A central component of the NW Forest Plan was the creation of a regional set of of land allocations, each with associated management standards and guidelines. The reserve network was primarily designed to meet the habitat requirements of the northern spotted owl, marbled murrelet, and salmon species.

The Late-Successional Reserve (LSR) Work Group conducts reviews of proposed actions in LSRs to ensure that these are consistent with the requirements of the Northwest Forest Plan.

An archive of information on the Adaptive Management Areas network is available here.

Land Allocation Original
Acres
Percentage Description
Congressionally Reserved Areas 7,320,600 30 Lands reserved by the U.S. Congress such as wilderness areas, wild and scenic rivers, and national parks and monuments.
Late-Successional Reserves 7,430,800 30 Lands reserved for the protection and restora­tion of LSOG forest ecosystems and habitat for associated species; including marbled murrelet reserves (LSR3) and northern spotted owl activity core reserves (LSR4).
Managed Late-Successional Areas 102,200 <1 Areas for the restoration and maintenance of optimum levels of LSOG stands on a landscape scale, where regular and frequent wildfires occur. Silvicultural and fire hazard reduction treatments are allowed to help prevent older forest losses from large wildfires or disease and insect epidemics.
Administrative Withdrawn Areas 1,477,100 6 Areas identified in local forest and district plans; they include recreation and visual areas, back country, and other areas where management emphasis does not include scheduled timber harvest.
Adaptive Management Areas–reserved AMA combined: Identified to develop and test innovative management to integrate and achieve ecological, economic, and other social and community objectives. Emphasis on restoration of late-successional forests and managed as an LSR.
Adaptive Management Areas–nonreserved 1,521,800 6 Identified to develop and test innovative management to integrate and achieve ecological, economic, and other social and community objectives. Some commercial timber harvest was expected to occur in these areas, but with ecological objectives.
Riparian Reserves 2,627,500 11 Protective buffers along streams, lakes, and wetlands designed to enhance habitat for riparian-dependent organisms, provide good water-quality dispersal corridors for terrestrial species, and provide connectivity within watersheds.
Matrix 3,975,300 16 Federal lands outside of reserved allocations where most timber harvest and silvicultural activities were expected to occur.

Updates

The geographic information system (GIS) layer representing these LUAs was originally delineated during the analysis for the NWFP (USDA and USDI 1994). The LUA GIS layer is updated every 5 years as part of the monitoring reporting cycle.
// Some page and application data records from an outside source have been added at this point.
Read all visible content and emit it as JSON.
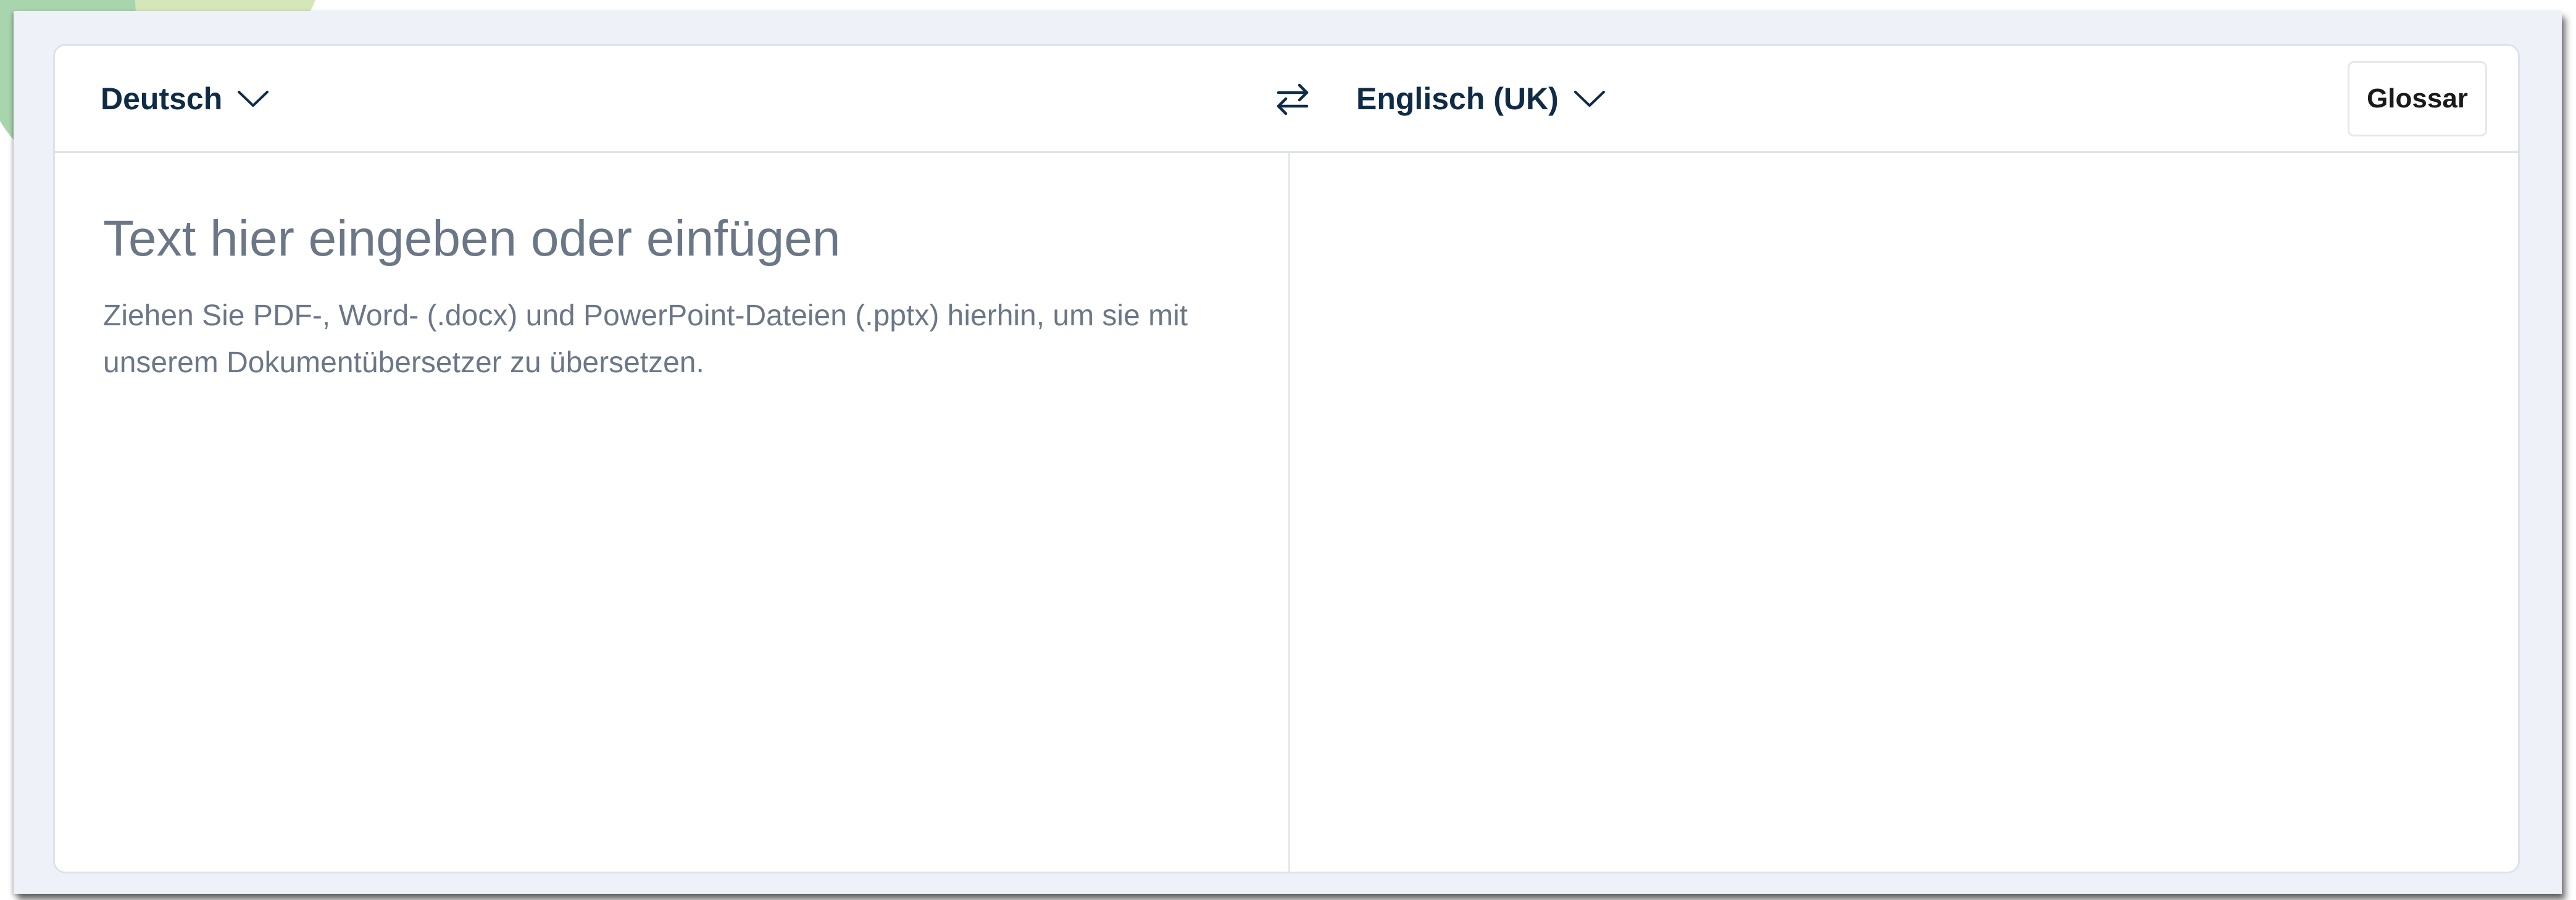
{
  "translator": {
    "source_language": "Deutsch",
    "target_language": "Englisch (UK)",
    "glossary_button": "Glossar",
    "source_placeholder": "Text hier eingeben oder einfügen",
    "drop_hint": "Ziehen Sie PDF-, Word- (.docx) und PowerPoint-Dateien (.pptx) hierhin, um sie mit unserem Dokumentübersetzer zu übersetzen.",
    "target_text": ""
  },
  "icons": {
    "source_dropdown": "chevron-down-icon",
    "target_dropdown": "chevron-down-icon",
    "swap": "swap-arrows-icon"
  },
  "colors": {
    "frame_background": "#eef2f8",
    "text_primary": "#0f2b46",
    "text_placeholder": "#6b7787",
    "border": "#dde2ea"
  }
}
Update Summary Description
20-year The 2013 update mainly involved addition of congressionally reserved allocations (364,000 ac) as a result of a few new wilderness designations since the 15-year report. Other updates included land exchanges and acquisitions as well as minor editing to correct errors and clean up map features. About 71,000 ac remain without assigned allocations, which are attributed as “no data” (ND). Overall, there was a slight increase in federal lands (1.5 percent) with a 0.4 percent increase in reserved land use allocations.
15-year The LUA map layer and Plan boundaries were slightly modified since publication of the 10-year report to correct minor errors and incorporate changes in LUA and federal land boundaries. This involved acquiring and assimilating the most up-to-date ownership layers from a wide variety of land owners within the NWFP area. Effort was made to resolve slivers and gaps that existed between adjacent ownerships, often relying on Digital Raster Graphics (DRGs) of 1:24,000 scale USGS quadrangles to determine boundary locations. The difference in total area between the 10-year report and the 15-year report is about 1 percent.
10-year A 2002 update to the original NWFP LUA map involved the following: 1) provided better boundaries for these allocations based on subsequent work by individual forests, 2) adjusted incorrect interpretations of NWFP direction presented in earlier maps, and 3) updated the map for any changes in land allocation decisions that have occurred subsequent to the Record of Decision.
Original The original NWFP LUA GIS layer was developed from Option 9 of the Forest Ecosystem Management Assessment Team (FEMAT 1993).

GIS layers and print maps can be found in the data library.